• What the task requires
Images are to be left out; everything else in the listing should be repeated exactly.

• Data to process

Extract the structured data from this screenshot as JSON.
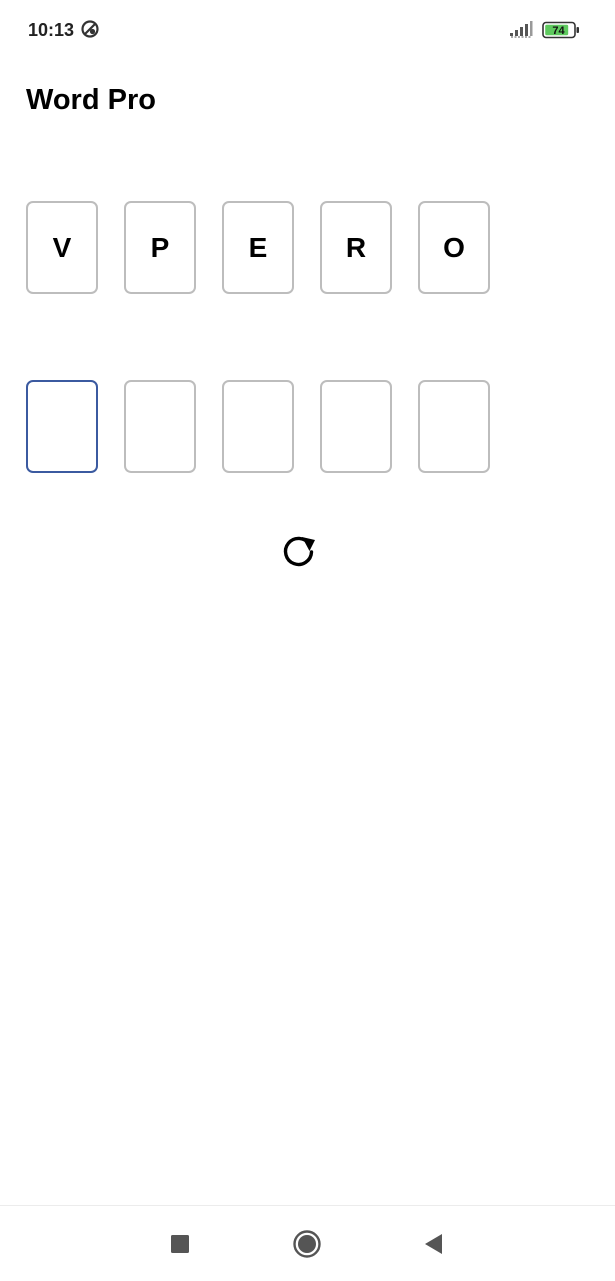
{
  "status_bar": {
    "time": "10:13",
    "app_icon": "no-sign-icon",
    "signal_icon": "cellular-signal-icon",
    "battery_level": "74",
    "battery_color": "#5ec95e"
  },
  "app": {
    "title": "Word Pro"
  },
  "letters": [
    "V",
    "P",
    "E",
    "R",
    "O"
  ],
  "answer_slots": [
    "",
    "",
    "",
    "",
    ""
  ],
  "active_slot_color": "#3b5aa0",
  "refresh_icon": "refresh-icon",
  "nav_bar": {
    "recents_icon": "square-icon",
    "home_icon": "circle-icon",
    "back_icon": "triangle-back-icon"
  }
}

• Result for this task
Extract the structured data from this screenshot as JSON.
{
  "status_bar": {
    "time": "10:13",
    "app_icon": "no-sign-icon",
    "signal_icon": "cellular-signal-icon",
    "battery_level": "74",
    "battery_color": "#5ec95e"
  },
  "app": {
    "title": "Word Pro"
  },
  "letters": [
    "V",
    "P",
    "E",
    "R",
    "O"
  ],
  "answer_slots": [
    "",
    "",
    "",
    "",
    ""
  ],
  "active_slot_color": "#3b5aa0",
  "refresh_icon": "refresh-icon",
  "nav_bar": {
    "recents_icon": "square-icon",
    "home_icon": "circle-icon",
    "back_icon": "triangle-back-icon"
  }
}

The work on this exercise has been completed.